Concord offers Halloween safety tips, encourages early trick-or-treating
Thursday, October 29, 2015

CONCORD – Halloween is a potentially dangerous night of the year for young pedestrians, and the Concord Fire and Police Departments urge parents, children, and all drivers to take extra precautions. According to the Centers for Disease Control and Prevention (CDC), the risk for childhood pedestrian deaths and injuries is higher on Halloween evening when compared with all other evenings.

Remember that “after 8 is too late!”
By going trick-or-treating before 8:00 p.m., children are safer and more visible to drivers and other pedestrians. Some older youth go out later in the evening looking for mischief. Turn off your porch light at 8:00 p.m. to deter people from approaching your house. Please visit for all eight reasons to trick or treat early this year.

There will be several opportunities for youngsters to trick-or-treat in
Concord before it gets dark. The Concord Downtown Development Corporation and Downtown businesses will once again host the annual Candy Crawl on Friday, October 30 from 3:00 until 5:00 p.m. Police officers, fire fighters, and other City coworkers will participate in the Candy Crawl event.

Safe Kids Cabarrus will also be at the Downtown Candy Crawl to provide children with reflective materials to promote visibility, including zipper tags that can be attached to costumes and trick-or-treat bags. Important safety information for children, parents, and drivers will be available.

On Halloween, Saturday, October 31, trick-or-treaters can visit the Concord Police headquarters at 41 Cabarrus Avenue West between 3:00 and 8:00 p.m. for a treat. The Concord Fire Department will open
all Fire Stations except Station 6 (click link for station locations) to trick-or-treaters between 6:00 and 8:00 p.m. The public is invited to stop in for some treats and a tour of their local fire station.

A few safety tips for parents:

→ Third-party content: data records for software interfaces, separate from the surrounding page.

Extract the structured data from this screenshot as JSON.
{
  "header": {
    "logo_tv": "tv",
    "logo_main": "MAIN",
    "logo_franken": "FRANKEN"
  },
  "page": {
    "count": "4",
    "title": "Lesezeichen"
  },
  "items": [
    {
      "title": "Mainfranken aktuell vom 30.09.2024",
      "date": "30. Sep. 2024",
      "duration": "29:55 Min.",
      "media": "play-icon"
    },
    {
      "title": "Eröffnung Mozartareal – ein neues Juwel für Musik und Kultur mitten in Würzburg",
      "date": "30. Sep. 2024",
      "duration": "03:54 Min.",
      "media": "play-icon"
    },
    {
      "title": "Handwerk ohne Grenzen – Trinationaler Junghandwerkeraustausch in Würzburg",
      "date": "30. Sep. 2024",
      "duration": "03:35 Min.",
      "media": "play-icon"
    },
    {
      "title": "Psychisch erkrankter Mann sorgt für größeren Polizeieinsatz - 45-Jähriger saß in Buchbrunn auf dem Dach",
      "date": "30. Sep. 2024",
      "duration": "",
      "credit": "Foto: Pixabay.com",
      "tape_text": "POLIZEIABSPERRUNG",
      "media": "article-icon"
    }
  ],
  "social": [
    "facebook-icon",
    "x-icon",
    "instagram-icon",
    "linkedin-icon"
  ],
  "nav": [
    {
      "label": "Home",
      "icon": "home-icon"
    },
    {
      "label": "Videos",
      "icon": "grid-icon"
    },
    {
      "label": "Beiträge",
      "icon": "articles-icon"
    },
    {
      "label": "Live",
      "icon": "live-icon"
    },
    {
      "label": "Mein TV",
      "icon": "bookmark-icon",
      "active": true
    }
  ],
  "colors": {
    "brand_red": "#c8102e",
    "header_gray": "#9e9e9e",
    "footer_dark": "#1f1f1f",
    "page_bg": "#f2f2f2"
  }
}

  • Children younger than age 12 should not be alone crossing streets on Halloween without an adult.
  • Older kids mature enough to go trick-or-treating without adult supervision should go in a group and stick to a predetermined route with good lighting.
  • Cross the street safely at corners, using traffic signals and crosswalks. Look left, right, and left again when crossing and keep looking as you cross. Walk, don’t run, across the street.
  • Walk on sidewalks or paths. If there are no sidewalks, walk facing traffic as far to the left as possible. Children should walk on direct routes with the fewest street crossings.
  • Slow down and stay alert. Watch out for cars that are turning or backing up and never dart out into the street or cross in between parked cars.
  • Costumes can be both creative and safe. Decorate costumes and bags with reflective tape or stickers and, if possible, choose light colors. Masks can obstruct a child's vision, so choose non-toxic face paint and make-up whenever possible instead. Have kids carry glow sticks or flashlights in order to see better, as well as be seen by drivers.
  • Those driving vehicles on Halloween should be especially cautious in residential areas and at intersections, crosswalks, and along sidewalks.

While pedestrian safety is a main concern on Halloween, parents and kids should also be careful when dealing with candy. While kids never want to wait to dive into their candy, it is best to check sweets for signs of tampering before children are allowed to eat them. Remind children to only eat treats in original and unopened wrappers.